    And maybe this is another quibble, but I don't think that a "profoundly humbling" experience is a sign of a successful godhead assumption. The realization of the godhead should result in the subject/object distinction between the magician and the deity falling away, whereas it seems to me that anything experienced as "humbling" could only perpetuate this distinction.

  2. @Ananael - Yes, I would consider your comments to be probably a form of quibbling. However, I do consider you an expert from the standpoint of AC and his work, but his many followers have blurred the fine line between higher self and specific godhead, including myself.

    "It makes one feel that instead of merely experiencing the human dimension of the Godhead within oneself (a dimension that we all share equally), a person believes that they are actually the physical incarnation of that Godhead."

    I believe that this comment says it all, however which way you define it, a person believes that they are either the "only" or the "incarnation" of a God or Goddess are pretty much analogous phenomenon.

    As for "humbling" - the awe that one feels and the power of the manifestation of the sense of numinous "other" does cause one to feel humbled later on when the effect of the trance wears off, which is what is meant by that sentence. I have felt these emotions when successfully channeling the deity, and there is little sense to them unless one undergoes a similar analogous process.

    Thanks for your comments, regardless.

    Frater Barrabbas

  3. Thanks for those clarifications. In the future I'll try to come up with more substantive comments.

    This is a good article as was the last one, my quibbles notwithstanding...

  4. You've outlined here a lot of the problems I had with my first coven, and pretty much every question I've silently asked myself about how the practice of deity invocation in Wicca can be improved.

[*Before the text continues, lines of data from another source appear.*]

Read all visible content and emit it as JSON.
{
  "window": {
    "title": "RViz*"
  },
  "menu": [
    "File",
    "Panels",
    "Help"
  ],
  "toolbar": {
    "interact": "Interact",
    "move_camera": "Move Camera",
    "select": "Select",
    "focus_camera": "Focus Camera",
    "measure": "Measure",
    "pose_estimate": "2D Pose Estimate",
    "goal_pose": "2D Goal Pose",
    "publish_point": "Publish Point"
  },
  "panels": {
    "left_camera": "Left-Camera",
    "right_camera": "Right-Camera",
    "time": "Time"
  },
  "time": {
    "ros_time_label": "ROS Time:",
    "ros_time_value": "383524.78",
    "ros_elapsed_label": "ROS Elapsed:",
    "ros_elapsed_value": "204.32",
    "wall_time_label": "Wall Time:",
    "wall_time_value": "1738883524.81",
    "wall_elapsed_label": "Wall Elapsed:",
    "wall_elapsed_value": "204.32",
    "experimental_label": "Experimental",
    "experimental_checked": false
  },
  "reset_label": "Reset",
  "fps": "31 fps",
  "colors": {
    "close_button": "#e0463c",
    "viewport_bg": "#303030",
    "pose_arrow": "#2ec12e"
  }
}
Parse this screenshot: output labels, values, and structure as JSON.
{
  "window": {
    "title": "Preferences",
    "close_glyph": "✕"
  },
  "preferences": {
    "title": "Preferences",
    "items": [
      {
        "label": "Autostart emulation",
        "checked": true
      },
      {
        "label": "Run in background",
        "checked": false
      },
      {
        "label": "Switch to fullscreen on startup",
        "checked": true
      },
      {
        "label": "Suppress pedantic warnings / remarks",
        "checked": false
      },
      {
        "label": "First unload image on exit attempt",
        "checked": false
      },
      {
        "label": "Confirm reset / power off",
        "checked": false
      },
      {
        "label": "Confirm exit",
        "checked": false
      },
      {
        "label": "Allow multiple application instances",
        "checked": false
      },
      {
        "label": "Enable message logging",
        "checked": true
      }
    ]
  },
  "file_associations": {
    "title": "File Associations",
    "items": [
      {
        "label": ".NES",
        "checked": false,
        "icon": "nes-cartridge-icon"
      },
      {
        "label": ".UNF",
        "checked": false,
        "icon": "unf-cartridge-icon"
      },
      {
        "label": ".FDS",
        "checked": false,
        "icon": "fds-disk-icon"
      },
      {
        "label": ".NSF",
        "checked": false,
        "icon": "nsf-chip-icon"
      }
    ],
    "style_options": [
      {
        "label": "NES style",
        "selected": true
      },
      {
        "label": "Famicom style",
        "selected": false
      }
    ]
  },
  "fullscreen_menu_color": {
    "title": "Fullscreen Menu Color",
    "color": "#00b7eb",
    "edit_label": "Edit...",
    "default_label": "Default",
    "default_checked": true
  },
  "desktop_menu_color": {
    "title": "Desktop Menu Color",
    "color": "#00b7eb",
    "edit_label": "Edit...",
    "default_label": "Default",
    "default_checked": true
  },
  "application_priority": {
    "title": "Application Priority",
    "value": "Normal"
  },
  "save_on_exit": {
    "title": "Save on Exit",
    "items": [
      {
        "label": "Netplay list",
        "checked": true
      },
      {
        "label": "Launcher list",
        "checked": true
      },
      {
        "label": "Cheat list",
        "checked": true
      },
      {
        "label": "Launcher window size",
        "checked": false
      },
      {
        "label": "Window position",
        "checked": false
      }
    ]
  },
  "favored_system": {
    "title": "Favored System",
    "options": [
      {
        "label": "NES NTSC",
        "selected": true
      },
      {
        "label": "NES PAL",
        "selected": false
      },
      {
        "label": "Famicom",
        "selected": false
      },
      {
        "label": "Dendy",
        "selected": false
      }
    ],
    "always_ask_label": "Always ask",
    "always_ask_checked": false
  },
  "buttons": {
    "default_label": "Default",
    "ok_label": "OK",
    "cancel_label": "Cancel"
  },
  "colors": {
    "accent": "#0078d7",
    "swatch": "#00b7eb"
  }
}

    I think your suggestions would be considered very radical by the vast majority of covens, particularly the idea that the person acting as a medium should not be leading the ritual. Evaluating the quality of the manifestation would be novel enough, but I find it hard to imagine most groups would be willing to change the dynamic in which the acting HP/HPs does the invoking.

    I'm all for it, however. On the occasions I've prepared myself to lead ritual, I could be positively humming with divine awareness, until the time actually came to invoke. By that point, I had become too occupied with orchestrating the rest of the ritual to get into the right state. So I've never gotten good at it. I think it must be a hard obstacle for many beginners, especially.

    And I'm all for everything else. I would be ecstatic if people began implementing these practices. It would do the craft a world of good.

  5. One problem in most traditional covens is that only the higher degree members are likely to have the training to manage a 'drawing down', and the Third Degree members are almost certainly the coven leaders. The common hierarchical model makes it unlikely that a BTW coven will want to use a student as a medium, especially to recite the Charge, the central mystery moment of a Gardnerian rite in some ways.

    My own experiences in this were all pretty thoroughly safe and sane, my initiators having a solid background in ritual magic and treating the drawing down as a very formal and ritually-boundaried event that didn't bleed over into the personality of the priestess. Having worked that sort of thing as a priest for some years, it always seemed very clear to me when the God was present in (seeing with) my eyes, and that God never felt much like 'me'. I've certainly seen cases of ego-inflation in Wiccan priest/esses, but wonder whether this isn't a basic social mechanism more than a result of their skill at drawing down.

    In any case your model for best practices makes good sense, and matches what I've seen done in more experimental groups of relative equals, rather than in a teacher-student, degreed coven.